In a dazzling and wholly original work, Either/Or, Kierkegaard sets out, in the form of two personae, two radically different modes of existence: the aesthetic, with its life of the senses, and the ethical, with its commitment to righteousness and duty. These constitute two different worlds of feeling and thinking; they amount to two different lives. Each is coherent and consistent in itself but radically incompatible with the other. Which, then, to choose? There are no criteria by which you could make a rational choice. All you could do was decide, nonrationally. You had to make a leap of faith. Not all values can be realized in a single life. The Platonic idea of the harmony of the true, the good, and the beautiful had been exploded beyond repair. In placing at the center of the moral life this essentially nonrational choice, not of what to do but of who to be…
Nietzsche was the first to proclaim that God is dead and we have killed him. So radical was the assertion that he put it in the mouth of an imagined madman in The Gay Science. But he was far more than merely an atheist. His view was that the entire Judeo-Christian moral heritage was nothing less than the revenge of the powerless against the powerful; the retribution exacted by slaves against their former masters.

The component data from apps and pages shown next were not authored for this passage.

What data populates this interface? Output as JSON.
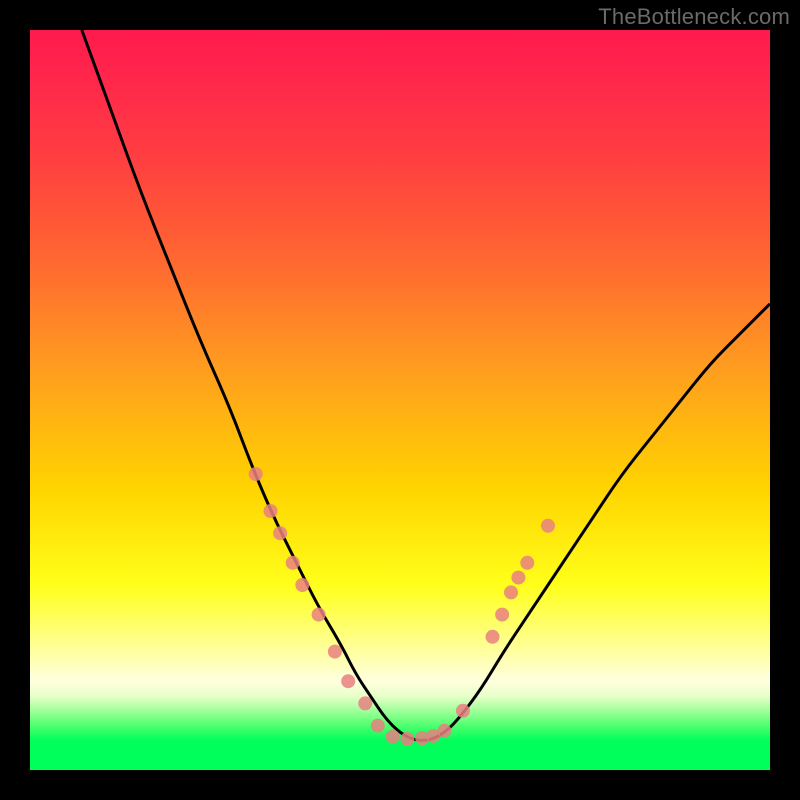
{
  "watermark": "TheBottleneck.com",
  "chart_data": {
    "type": "line",
    "title": "",
    "xlabel": "",
    "ylabel": "",
    "xlim": [
      0,
      100
    ],
    "ylim": [
      0,
      100
    ],
    "grid": false,
    "legend": false,
    "series": [
      {
        "name": "bottleneck-curve",
        "color": "#000000",
        "x": [
          7,
          11,
          15,
          19,
          23,
          27,
          30,
          33,
          36,
          39,
          42,
          44,
          46,
          48,
          50,
          52,
          54,
          56,
          58,
          61,
          64,
          68,
          72,
          76,
          80,
          84,
          88,
          92,
          96,
          100
        ],
        "y": [
          100,
          89,
          78,
          68,
          58,
          49,
          41,
          34,
          28,
          22,
          17,
          13,
          10,
          7,
          5,
          4,
          4,
          5,
          7,
          11,
          16,
          22,
          28,
          34,
          40,
          45,
          50,
          55,
          59,
          63
        ]
      }
    ],
    "markers": [
      {
        "name": "sample-points",
        "color": "#e98080",
        "radius": 7,
        "x": [
          30.5,
          32.5,
          33.8,
          35.5,
          36.8,
          39.0,
          41.2,
          43.0,
          45.3,
          47.0,
          49.0,
          51.0,
          53.0,
          54.5,
          56.0,
          58.5,
          62.5,
          63.8,
          65.0,
          66.0,
          67.2,
          70.0
        ],
        "y": [
          40,
          35,
          32,
          28,
          25,
          21,
          16,
          12,
          9,
          6,
          4.5,
          4.2,
          4.3,
          4.6,
          5.3,
          8,
          18,
          21,
          24,
          26,
          28,
          33
        ]
      }
    ],
    "annotations": []
  }
}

It was a sustained exercise in ressentiment. Everything we had come to think of as virtue, compassion, kindness, was in fact a way of caging, neutering the reality of human nature, which was, he believed, shaped and dominated by the will to power…
Kierkegaard and Nietzsche between them effectively destroyed the foundations of morality as they had been known in the West for many centuries, and each proposed in its place a profoundly personal, subjective vision of the moral life, in which choice was of the essence: not choice as it had always been known, between good and evil as defined by the prevailing culture, but rather to define good and evil themselves in an act involving the totality of one’s being. The “I” had become not just the principal character in the moral drama, but its author, the writer of its rules.
Sacks of course doesn’t agree with Kierkegaard’s or Nietzsche’s conclusions here, but is deeply vested in the idea that morality is necessary to maintain a free society. But he does so fairly, beautifully illustrating each author’s ideas clearly without trying to deliberately misunderstand, lampoon, or demonize them. I wish more discussion could be held like this.
Sack’s ends his book with an epilogue directly addressing the COVID-19 pandemic. He ends on the hope that we will emerge from this shared tragedy a sense of our shared responsibility to one another, that we will rediscover our interdependence and need for one another. It is a call to action that can only start from each one of us in our own communities.